These figures come from the State Department of Public Instruction, and the findings were presented to the North Carolina State Board of Education. The statistics are based on graduation rate, ACT performance, ACT WorkKeys performance, high school math course rigor, and graduation projects, according to Fox Wilmington.
From 2014 to 2015, the state’s graduation rate increased to 85.8 percent. In contrast, this number was 68.3 percent in 2005-06. The four-year graduation rate for black students jumped slightly by 0.7 points, to 82.9 percent. As for the rate for students from low-income families, it increased by one percentage point to reach 80.6 percent last in 2014-15. The result for white students and the state overall was 0.3 percent from 2015 to 2016, according to a report by WRAL.com.

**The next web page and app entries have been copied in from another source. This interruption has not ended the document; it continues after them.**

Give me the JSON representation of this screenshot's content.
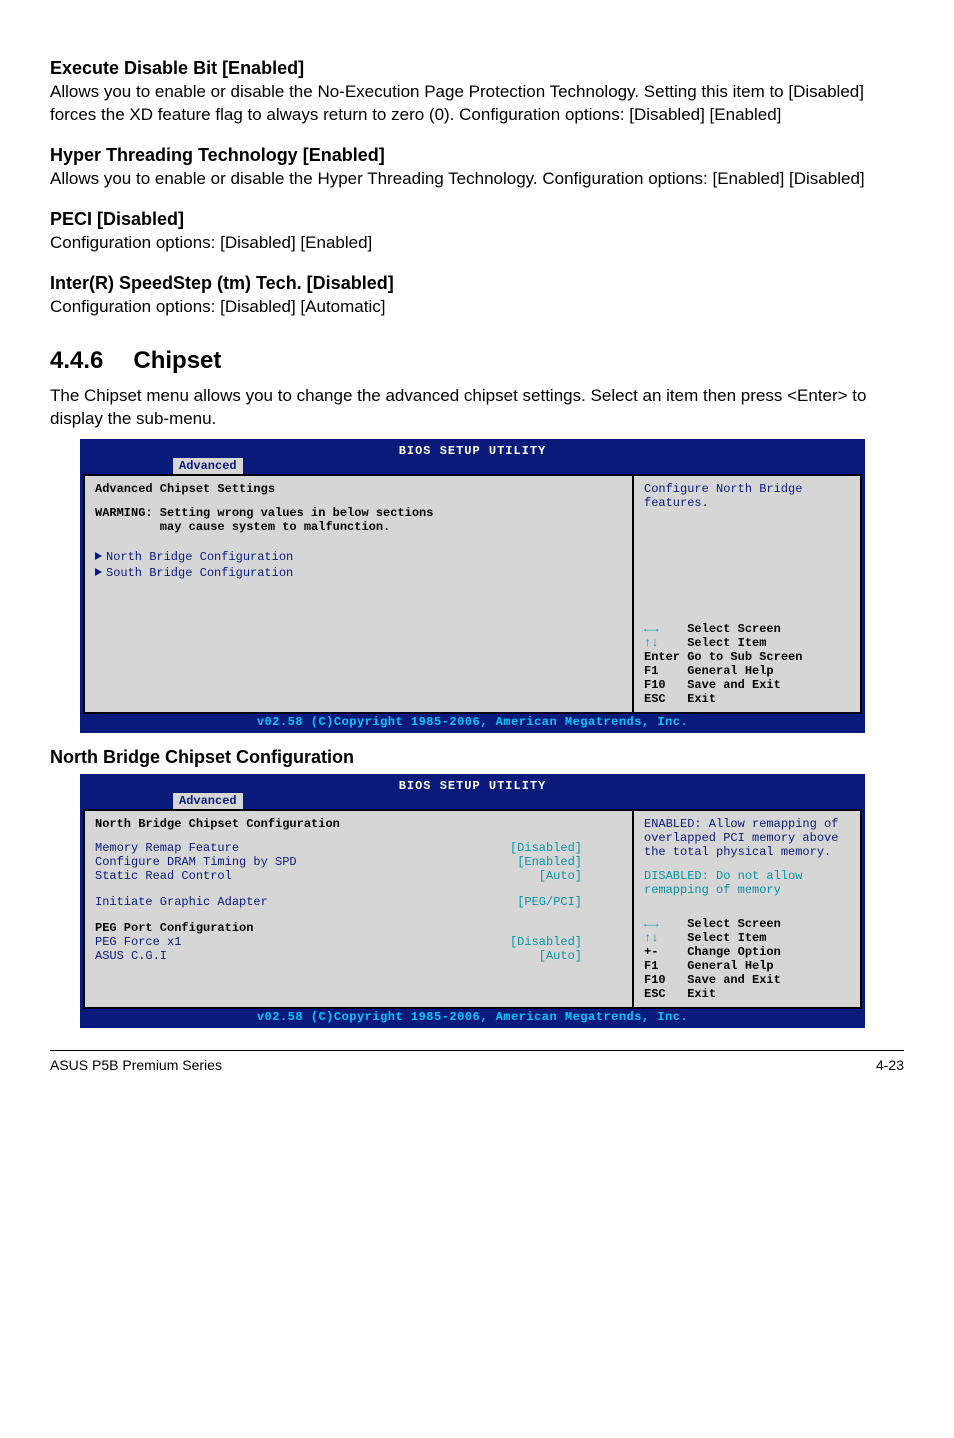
{
  "sections": {
    "execute_disable": {
      "heading": "Execute Disable Bit [Enabled]",
      "body": "Allows you to enable or disable the No-Execution Page Protection Technology. Setting this item to [Disabled] forces the XD feature flag to always return to zero (0). Configuration options: [Disabled] [Enabled]"
    },
    "hyper_threading": {
      "heading": "Hyper Threading Technology [Enabled]",
      "body": "Allows you to enable or disable the Hyper Threading Technology. Configuration options: [Enabled] [Disabled]"
    },
    "peci": {
      "heading": "PECI [Disabled]",
      "body": "Configuration options: [Disabled] [Enabled]"
    },
    "speedstep": {
      "heading": "Inter(R) SpeedStep (tm) Tech. [Disabled]",
      "body": "Configuration options: [Disabled] [Automatic]"
    },
    "chipset": {
      "number": "4.4.6",
      "title": "Chipset",
      "intro": "The Chipset menu allows you to change the advanced chipset settings. Select an item then press <Enter> to display the sub-menu."
    },
    "north_bridge_heading": "North Bridge Chipset Configuration"
  },
  "bios1": {
    "header": "BIOS SETUP UTILITY",
    "tab": "Advanced",
    "title": "Advanced Chipset Settings",
    "warning": "WARMING: Setting wrong values in below sections\n         may cause system to malfunction.",
    "links": [
      "North Bridge Configuration",
      "South Bridge Configuration"
    ],
    "help": "Configure North Bridge features.",
    "nav": [
      {
        "key": "←→",
        "label": "Select Screen"
      },
      {
        "key": "↑↓",
        "label": "Select Item"
      },
      {
        "key": "Enter",
        "label": "Go to Sub Screen"
      },
      {
        "key": "F1",
        "label": "General Help"
      },
      {
        "key": "F10",
        "label": "Save and Exit"
      },
      {
        "key": "ESC",
        "label": "Exit"
      }
    ],
    "footer": "v02.58 (C)Copyright 1985-2006, American Megatrends, Inc."
  },
  "bios2": {
    "header": "BIOS SETUP UTILITY",
    "tab": "Advanced",
    "title": "North Bridge Chipset Configuration",
    "rows": [
      {
        "k": "Memory Remap Feature",
        "v": "[Disabled]"
      },
      {
        "k": "Configure DRAM Timing by SPD",
        "v": "[Enabled]"
      },
      {
        "k": "Static Read Control",
        "v": "[Auto]"
      },
      {
        "k": "",
        "v": ""
      },
      {
        "k": "Initiate Graphic Adapter",
        "v": "[PEG/PCI]"
      },
      {
        "k": "",
        "v": ""
      }
    ],
    "subhead": "PEG Port Configuration",
    "rows2": [
      {
        "k": "PEG Force x1",
        "v": "[Disabled]"
      },
      {
        "k": "ASUS C.G.I",
        "v": "[Auto]"
      }
    ],
    "help_en": "ENABLED: Allow remapping of overlapped PCI memory above the total physical memory.",
    "help_dis": "DISABLED: Do not allow remapping of memory",
    "nav": [
      {
        "key": "←→",
        "label": "Select Screen"
      },
      {
        "key": "↑↓",
        "label": "Select Item"
      },
      {
        "key": "+-",
        "label": "Change Option"
      },
      {
        "key": "F1",
        "label": "General Help"
      },
      {
        "key": "F10",
        "label": "Save and Exit"
      },
      {
        "key": "ESC",
        "label": "Exit"
      }
    ],
    "footer": "v02.58 (C)Copyright 1985-2006, American Megatrends, Inc."
  },
  "footer": {
    "left": "ASUS P5B Premium Series",
    "right": "4-23"
  }
}
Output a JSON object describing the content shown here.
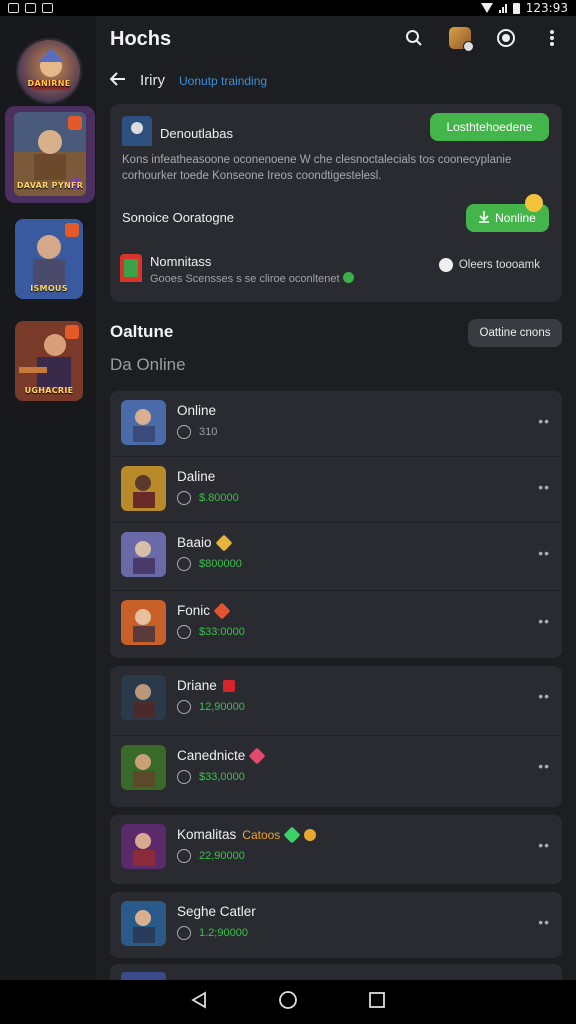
{
  "status_bar": {
    "time": "123:93"
  },
  "header": {
    "title": "Hochs",
    "back_label": "Iriry",
    "link_text": "Uonutp trainding"
  },
  "sidebar": {
    "avatar_label": "DANIRNE",
    "games": [
      {
        "label": "DAVAR PYNFR"
      },
      {
        "label": "ISMOUS"
      },
      {
        "label": "UGHACRIE"
      }
    ]
  },
  "notification": {
    "title": "Denoutlabas",
    "action_label": "Losthtehoedene",
    "description": "Kons infeatheasoone oconenoene W che clesnoctalecials tos coonecyplanie corhourker toede Konseone Ireos coondtigestelesl.",
    "subtitle": "Sonoice Ooratogne",
    "online_label": "Nonline",
    "row_name": "Nomnitass",
    "row_detail": "Gooes Scensses s se cliroe oconltenet",
    "row_status": "Oleers toooamk"
  },
  "section": {
    "title": "Oaltune",
    "subtitle": "Da Online",
    "button_label": "Oattine cnons"
  },
  "groups": [
    {
      "items": [
        {
          "name": "Online",
          "value": "310",
          "value_color": "#9c9da3",
          "icon_color": ""
        },
        {
          "name": "Daline",
          "value": "$.80000",
          "value_color": "#3cbf4d",
          "icon_color": ""
        },
        {
          "name": "Baaio",
          "value": "$800000",
          "value_color": "#3cbf4d",
          "icon_color": "#e8b33a"
        },
        {
          "name": "Fonic",
          "value": "$33:0000",
          "value_color": "#3cbf4d",
          "icon_color": "#e0552f"
        }
      ]
    },
    {
      "items": [
        {
          "name": "Driane",
          "value": "12,90000",
          "value_color": "#3cbf4d",
          "icon_color": "#d8242b"
        },
        {
          "name": "Canednicte",
          "value": "$33,0000",
          "value_color": "#3cbf4d",
          "icon_color": "#e2496a"
        }
      ]
    },
    {
      "items": [
        {
          "name": "Komalitas",
          "extra": "Catoos",
          "value": "22,90000",
          "value_color": "#3cbf4d",
          "icon_color": "#3cd068"
        }
      ]
    },
    {
      "items": [
        {
          "name": "Seghe Catler",
          "value": "1.2;90000",
          "value_color": "#3cbf4d",
          "icon_color": ""
        }
      ]
    }
  ]
}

“Everything’s going in the right direction, that’s the key part,” says Dr. Ethan Lenker, Pitt County School’s superintendent, as quoted by WITN.com. “Now, does that mean everything’s perfect? Obviously not. Obviously, there are things for us to work on, but as a whole, we see things going in the right direction. That’s kind of what we want to make sure we continue that direction.”
In Pitt County, officials informed that the rate of students who complete high school within four years increased from 80 percent to 83 percent. As for grade level proficiency, it jumped about 2 percent, as reported by Witn.com. However, this county remains below the average (85.6 percent) as its district has only one A school. For its part, Greene County scored the highest rate with 86.5.
New Hanover County Schools’ Superintendent Dr. Tim Markley expressed he was encouraged by the progress his colleagues were making, a clear reflection of the hard work of teachers and principals throughout the district. He said he was also thankful for the support he has received from the Board of Education, according to Fox Wilmington.
More students are getting better at reading and math
The findings also show that students’ proficiency in reading and mathematics improved last school year when compared to 2014-15, which indicates that they are better prepared for college careers. About 35.4 percent of students are proficient in both subjects. This percentage was 33.8 in the previous school year. Regarding math only, the rate increased from 44.1 percent to 47 percent and the increase in reading proficiency was rather less significant as it rose from 45.1 percent to 45.8 percent last school year.
These statistics show the fourth year the state has assigned letter grades A-F to its public schools, according to a report by Reflector.com. The numbers are based 80 percent on standardized test scores while 20 percent is based on academic growth, a formula some educational experts across the state do not agree with as they believe it should be changed to 50/50.